There was a belief or anticipation that the demand would decrease as schools and offices opened, but instead, it is growing, and there are a few long-term trends that are here to stay. Akshay Kamath (2), the director of PC Client Sales for Intel India, asserted that the growth of gamers is a reflection of overall expansion in the gaming industry.
He predicted that India's notebook and desktop PC gaming markets would experience more growth in the coming years. When consumers were stranded at home due to the epidemic, they could utilize their laptops or desktops to play games. This move from mobile to PC gaming gives us a peek at this.
PCs, as a highly confident aspect that refreshes the cycle, offer much larger and better screens, as well as a variety of games that are also engaging and much more deeply engaging than previously. Users frequently upgrade to a new device, and the country's cycle times will continue to get shorter.
With the release of the new Intel 13th generation processor, the company is emphasizing its ability to handle multi-threaded workloads, which entail running numerous concurrent tasks that are better and more quickly managed with more CPU threads, which is something the 13th generation chips from Intel offers.
As multi-threaded workloads benefit from the increased E-Core count, gamers will likely focus on recording their gameplay and streaming it to YouTube or friends. As a result, Kamath predicts that the "game plus stream plus record" trend will gain much traction. This (the increased E-Core count) is excellent for that kind of experience (3).
He also emphasized that Intel has made it even simpler for customers to try new things, including overclocking, which is the practice of operating a CPU at rates higher than the manufacturers. As an illustration, Intel provides XTU, a Windows-based performance-tuning program that enables new and seasoned enthusiasts to overclock, monitor, and stress a system.
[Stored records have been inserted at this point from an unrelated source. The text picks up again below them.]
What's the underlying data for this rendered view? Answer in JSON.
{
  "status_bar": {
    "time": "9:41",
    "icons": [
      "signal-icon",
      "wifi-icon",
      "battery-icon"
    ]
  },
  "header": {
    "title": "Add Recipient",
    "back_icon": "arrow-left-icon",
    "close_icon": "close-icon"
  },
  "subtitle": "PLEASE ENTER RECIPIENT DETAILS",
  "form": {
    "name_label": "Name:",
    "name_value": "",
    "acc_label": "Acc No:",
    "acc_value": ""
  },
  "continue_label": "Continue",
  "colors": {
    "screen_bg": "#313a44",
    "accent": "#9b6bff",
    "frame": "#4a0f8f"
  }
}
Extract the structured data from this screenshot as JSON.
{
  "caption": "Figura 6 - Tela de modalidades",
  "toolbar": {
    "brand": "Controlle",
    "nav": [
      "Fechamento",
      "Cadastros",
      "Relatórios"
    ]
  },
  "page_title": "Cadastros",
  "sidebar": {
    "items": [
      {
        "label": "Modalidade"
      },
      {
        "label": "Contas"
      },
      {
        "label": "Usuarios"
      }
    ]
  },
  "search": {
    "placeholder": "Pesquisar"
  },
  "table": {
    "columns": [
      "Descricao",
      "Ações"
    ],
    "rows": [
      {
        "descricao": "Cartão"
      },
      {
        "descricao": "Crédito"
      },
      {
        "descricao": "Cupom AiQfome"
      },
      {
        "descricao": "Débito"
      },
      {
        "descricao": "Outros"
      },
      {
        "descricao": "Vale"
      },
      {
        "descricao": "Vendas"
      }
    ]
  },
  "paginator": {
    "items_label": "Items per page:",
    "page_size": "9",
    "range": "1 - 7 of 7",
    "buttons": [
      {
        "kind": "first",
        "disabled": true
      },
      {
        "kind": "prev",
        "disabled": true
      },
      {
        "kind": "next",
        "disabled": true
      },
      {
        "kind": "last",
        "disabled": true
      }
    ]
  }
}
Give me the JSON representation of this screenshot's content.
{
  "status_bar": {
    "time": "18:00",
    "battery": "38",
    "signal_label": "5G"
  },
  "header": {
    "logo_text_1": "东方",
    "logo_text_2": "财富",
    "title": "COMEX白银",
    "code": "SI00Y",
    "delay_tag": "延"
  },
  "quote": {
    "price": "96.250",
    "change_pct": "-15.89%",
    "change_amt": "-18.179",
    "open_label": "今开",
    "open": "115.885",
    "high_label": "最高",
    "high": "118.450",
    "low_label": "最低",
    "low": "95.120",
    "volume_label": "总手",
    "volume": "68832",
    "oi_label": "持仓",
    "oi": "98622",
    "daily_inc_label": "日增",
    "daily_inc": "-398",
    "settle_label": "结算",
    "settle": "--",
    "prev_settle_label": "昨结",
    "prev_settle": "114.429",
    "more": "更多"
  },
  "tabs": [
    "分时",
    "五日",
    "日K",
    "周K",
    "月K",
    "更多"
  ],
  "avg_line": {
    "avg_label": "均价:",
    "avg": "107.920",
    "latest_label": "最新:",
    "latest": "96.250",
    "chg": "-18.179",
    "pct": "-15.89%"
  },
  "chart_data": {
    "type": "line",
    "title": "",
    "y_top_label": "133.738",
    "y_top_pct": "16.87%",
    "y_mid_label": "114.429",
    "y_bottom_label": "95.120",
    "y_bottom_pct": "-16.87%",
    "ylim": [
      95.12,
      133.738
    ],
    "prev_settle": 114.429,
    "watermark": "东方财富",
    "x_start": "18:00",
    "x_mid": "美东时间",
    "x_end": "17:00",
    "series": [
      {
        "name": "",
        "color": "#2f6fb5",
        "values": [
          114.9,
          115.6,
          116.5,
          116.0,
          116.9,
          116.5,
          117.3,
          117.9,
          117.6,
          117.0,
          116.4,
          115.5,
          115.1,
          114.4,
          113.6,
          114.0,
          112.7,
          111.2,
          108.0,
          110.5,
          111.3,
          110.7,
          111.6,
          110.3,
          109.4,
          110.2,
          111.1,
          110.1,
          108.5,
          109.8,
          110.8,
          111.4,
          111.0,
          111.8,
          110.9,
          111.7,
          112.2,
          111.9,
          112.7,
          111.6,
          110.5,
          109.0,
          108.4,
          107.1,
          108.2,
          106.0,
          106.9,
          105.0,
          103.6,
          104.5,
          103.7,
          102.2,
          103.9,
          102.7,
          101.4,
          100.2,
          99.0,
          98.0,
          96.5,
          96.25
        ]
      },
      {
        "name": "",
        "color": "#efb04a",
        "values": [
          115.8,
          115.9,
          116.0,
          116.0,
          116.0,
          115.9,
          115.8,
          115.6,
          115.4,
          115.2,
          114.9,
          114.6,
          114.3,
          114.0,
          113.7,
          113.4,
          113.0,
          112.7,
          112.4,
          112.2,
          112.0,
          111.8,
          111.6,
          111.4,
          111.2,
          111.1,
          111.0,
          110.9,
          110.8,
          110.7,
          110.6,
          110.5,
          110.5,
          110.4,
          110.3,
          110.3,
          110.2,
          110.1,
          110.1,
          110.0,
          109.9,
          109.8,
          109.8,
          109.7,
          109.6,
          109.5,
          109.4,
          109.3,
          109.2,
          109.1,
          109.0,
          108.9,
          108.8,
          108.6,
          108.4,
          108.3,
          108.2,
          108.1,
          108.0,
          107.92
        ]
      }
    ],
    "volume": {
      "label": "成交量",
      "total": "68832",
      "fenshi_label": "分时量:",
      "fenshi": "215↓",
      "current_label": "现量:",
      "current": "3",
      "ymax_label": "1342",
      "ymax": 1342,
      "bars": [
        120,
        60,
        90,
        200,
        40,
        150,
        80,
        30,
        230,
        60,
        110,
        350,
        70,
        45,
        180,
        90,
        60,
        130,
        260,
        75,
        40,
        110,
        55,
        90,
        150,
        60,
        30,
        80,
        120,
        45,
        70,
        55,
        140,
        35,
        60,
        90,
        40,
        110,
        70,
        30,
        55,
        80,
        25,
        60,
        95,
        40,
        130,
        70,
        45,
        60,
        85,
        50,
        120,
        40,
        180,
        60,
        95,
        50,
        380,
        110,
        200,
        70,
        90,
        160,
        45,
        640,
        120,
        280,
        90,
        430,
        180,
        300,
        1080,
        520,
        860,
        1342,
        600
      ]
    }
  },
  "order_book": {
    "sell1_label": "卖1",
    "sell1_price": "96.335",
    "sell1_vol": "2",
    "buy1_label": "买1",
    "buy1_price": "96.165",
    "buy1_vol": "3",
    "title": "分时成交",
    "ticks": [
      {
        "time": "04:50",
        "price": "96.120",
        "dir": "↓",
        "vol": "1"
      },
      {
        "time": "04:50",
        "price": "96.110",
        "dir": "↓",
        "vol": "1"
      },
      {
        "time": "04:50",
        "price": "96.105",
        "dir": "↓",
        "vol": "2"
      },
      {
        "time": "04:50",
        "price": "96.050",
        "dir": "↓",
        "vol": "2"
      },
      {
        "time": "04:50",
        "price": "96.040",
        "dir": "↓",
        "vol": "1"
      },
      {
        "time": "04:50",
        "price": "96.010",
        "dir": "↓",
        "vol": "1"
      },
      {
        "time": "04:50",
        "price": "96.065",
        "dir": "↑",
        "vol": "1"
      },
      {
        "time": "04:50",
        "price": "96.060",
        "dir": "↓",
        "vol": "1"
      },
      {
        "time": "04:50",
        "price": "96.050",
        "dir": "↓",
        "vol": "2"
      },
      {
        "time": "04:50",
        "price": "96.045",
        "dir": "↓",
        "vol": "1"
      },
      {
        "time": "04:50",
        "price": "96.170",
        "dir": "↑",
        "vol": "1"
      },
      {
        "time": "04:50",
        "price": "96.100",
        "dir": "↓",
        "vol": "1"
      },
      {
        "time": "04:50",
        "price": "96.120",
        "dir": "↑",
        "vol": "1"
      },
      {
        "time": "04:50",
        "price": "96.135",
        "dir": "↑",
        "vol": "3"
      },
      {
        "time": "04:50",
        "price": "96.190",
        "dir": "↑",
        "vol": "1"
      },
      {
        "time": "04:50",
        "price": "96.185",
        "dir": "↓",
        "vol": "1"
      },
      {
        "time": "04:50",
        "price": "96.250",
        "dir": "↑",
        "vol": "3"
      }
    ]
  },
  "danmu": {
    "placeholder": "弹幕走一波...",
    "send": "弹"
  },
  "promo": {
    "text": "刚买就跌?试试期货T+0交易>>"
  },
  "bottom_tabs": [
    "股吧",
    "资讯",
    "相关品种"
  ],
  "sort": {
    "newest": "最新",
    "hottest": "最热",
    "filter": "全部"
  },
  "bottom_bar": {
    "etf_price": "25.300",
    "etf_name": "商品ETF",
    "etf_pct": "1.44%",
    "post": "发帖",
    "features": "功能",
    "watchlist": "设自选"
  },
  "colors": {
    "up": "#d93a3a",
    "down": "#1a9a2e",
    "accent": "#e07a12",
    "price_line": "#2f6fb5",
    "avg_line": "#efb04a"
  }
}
With unlocked Intel processors, Intel XMP 3.0 (4) lets users overclock RAM. Along with the new i9-13900K, Intel introduced its 13th-generation desktop processor in India in October. This processor generation had 22 processors across segments. The new CPUs offer complete PCIe 5.0 support and are compatible with motherboards running either the older Intel 600 or, the more recent Intel 700 series chipset.
The chips are hybrid in terms of their backward and forward compatibility, as they can be used with both DDR4 and DDR5 memory. Compared to AMD's new Ryzen 7000 series chipsets (5), which only support DDR5 memory and require an AM5 slot motherboard update to be used, this gave a significant advantage to Intel.